Most divorcing couples in Minnesota want to make the process as painless as possible, especially if they have children. That’s not always easy.
Couples who work together during their divorce save time, money and stress. However, a peaceful process isn’t always possible when one spouse won’t compromise over dividing assets or sharing time with their kids.
Four considerations that can dictate the divorce process
A majority of couples use mediation, negotiation or collaboration to settle their divorce. Those who can’t agree typically resort to litigation and let a judge decide the outcome. Here are four factors to consider when choosing between litigation and cooperation:
- Time: Settlements typically take a few months, and spouses determine when and where they meet. Trials can last more than a year, and your schedule is determined by the court’s calendar.
- Cost: The longer the process takes, the more it will cost. Trials can run well into the five-digit range with attorney fees and court costs. While each divorce is different, settlements can be achieved for a few thousand dollars.
- Stress: The more time a divorce takes, and the more it costs, the more stressful the process will likely be. Trials are, by nature, contentious and focus on areas of past disagreements. Mediation and collaboration are more focused on the future and give both parties flexibility to determine the subjects and tone of their discussions.

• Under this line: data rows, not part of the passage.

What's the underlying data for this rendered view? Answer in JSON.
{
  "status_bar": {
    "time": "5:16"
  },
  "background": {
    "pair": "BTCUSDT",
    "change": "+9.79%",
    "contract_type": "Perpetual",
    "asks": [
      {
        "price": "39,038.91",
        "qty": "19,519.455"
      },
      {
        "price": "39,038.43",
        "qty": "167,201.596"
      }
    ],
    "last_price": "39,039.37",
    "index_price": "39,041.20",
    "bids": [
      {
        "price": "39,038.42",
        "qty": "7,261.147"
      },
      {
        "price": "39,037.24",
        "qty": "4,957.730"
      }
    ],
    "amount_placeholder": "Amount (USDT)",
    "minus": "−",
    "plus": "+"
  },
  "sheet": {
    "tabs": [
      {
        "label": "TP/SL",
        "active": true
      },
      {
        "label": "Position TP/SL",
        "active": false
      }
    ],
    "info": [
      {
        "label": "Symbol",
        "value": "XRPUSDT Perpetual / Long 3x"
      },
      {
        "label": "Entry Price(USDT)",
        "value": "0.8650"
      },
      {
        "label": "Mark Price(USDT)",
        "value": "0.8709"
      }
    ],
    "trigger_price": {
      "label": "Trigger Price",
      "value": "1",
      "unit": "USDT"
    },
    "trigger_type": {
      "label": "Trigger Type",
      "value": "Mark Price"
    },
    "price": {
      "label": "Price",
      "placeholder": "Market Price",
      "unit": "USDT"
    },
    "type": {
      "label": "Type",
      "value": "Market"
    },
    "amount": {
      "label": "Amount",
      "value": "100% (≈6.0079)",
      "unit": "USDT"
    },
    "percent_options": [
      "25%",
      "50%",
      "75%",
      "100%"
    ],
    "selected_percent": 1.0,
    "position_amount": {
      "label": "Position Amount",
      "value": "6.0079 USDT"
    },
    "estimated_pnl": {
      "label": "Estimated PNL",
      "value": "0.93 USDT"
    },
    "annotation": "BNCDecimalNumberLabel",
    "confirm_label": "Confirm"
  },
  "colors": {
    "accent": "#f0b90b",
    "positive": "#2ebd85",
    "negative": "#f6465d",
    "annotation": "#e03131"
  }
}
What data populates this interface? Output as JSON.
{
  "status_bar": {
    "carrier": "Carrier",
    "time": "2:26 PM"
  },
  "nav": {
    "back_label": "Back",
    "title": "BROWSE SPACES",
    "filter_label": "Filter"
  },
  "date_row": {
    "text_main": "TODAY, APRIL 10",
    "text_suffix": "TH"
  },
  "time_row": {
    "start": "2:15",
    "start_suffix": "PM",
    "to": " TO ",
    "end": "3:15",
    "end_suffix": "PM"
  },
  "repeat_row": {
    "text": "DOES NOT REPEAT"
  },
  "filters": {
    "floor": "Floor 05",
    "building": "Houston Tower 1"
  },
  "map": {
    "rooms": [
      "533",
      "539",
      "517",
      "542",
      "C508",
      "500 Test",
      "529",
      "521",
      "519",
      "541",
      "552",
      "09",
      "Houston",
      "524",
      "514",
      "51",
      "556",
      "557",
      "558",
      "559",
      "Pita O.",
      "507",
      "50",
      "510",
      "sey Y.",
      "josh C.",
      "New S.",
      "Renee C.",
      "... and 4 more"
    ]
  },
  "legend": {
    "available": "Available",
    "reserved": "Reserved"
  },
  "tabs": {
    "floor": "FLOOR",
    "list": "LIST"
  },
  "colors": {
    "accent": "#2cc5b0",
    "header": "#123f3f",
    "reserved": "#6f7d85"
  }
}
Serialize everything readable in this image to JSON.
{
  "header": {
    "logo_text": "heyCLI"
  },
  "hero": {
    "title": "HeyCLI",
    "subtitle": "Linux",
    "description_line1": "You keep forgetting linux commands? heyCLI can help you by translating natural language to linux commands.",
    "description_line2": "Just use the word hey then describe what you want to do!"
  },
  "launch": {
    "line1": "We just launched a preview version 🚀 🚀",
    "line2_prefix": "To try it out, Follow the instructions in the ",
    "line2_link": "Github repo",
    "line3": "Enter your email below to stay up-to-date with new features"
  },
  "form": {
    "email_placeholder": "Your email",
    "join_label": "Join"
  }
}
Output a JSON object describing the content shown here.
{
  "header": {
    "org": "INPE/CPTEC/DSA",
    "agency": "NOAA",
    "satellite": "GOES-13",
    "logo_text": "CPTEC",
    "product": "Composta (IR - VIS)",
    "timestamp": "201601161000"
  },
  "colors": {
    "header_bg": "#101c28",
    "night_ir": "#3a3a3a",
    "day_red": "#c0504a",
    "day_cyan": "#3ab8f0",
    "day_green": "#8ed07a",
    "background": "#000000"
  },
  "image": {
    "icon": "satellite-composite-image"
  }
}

- Outcome: Of these four factors, this is the one where going to trial may be your best or only option. If your spouse wants a greater share of marital assets or more time with your kids and won’t compromise, taking them to trial may the only way for an equitable outcome.
Choose reason over emotion
It’s advisable to work with an experienced family law attorney who understands the benefits of mediation or collaboration but will fight diligently for you in court if necessary.
Couples who work together determine their own futures instead of leaving those issues up to a judge. For parents, cooperation during divorce also helps establish a mechanism to work through future disagreements involving their children.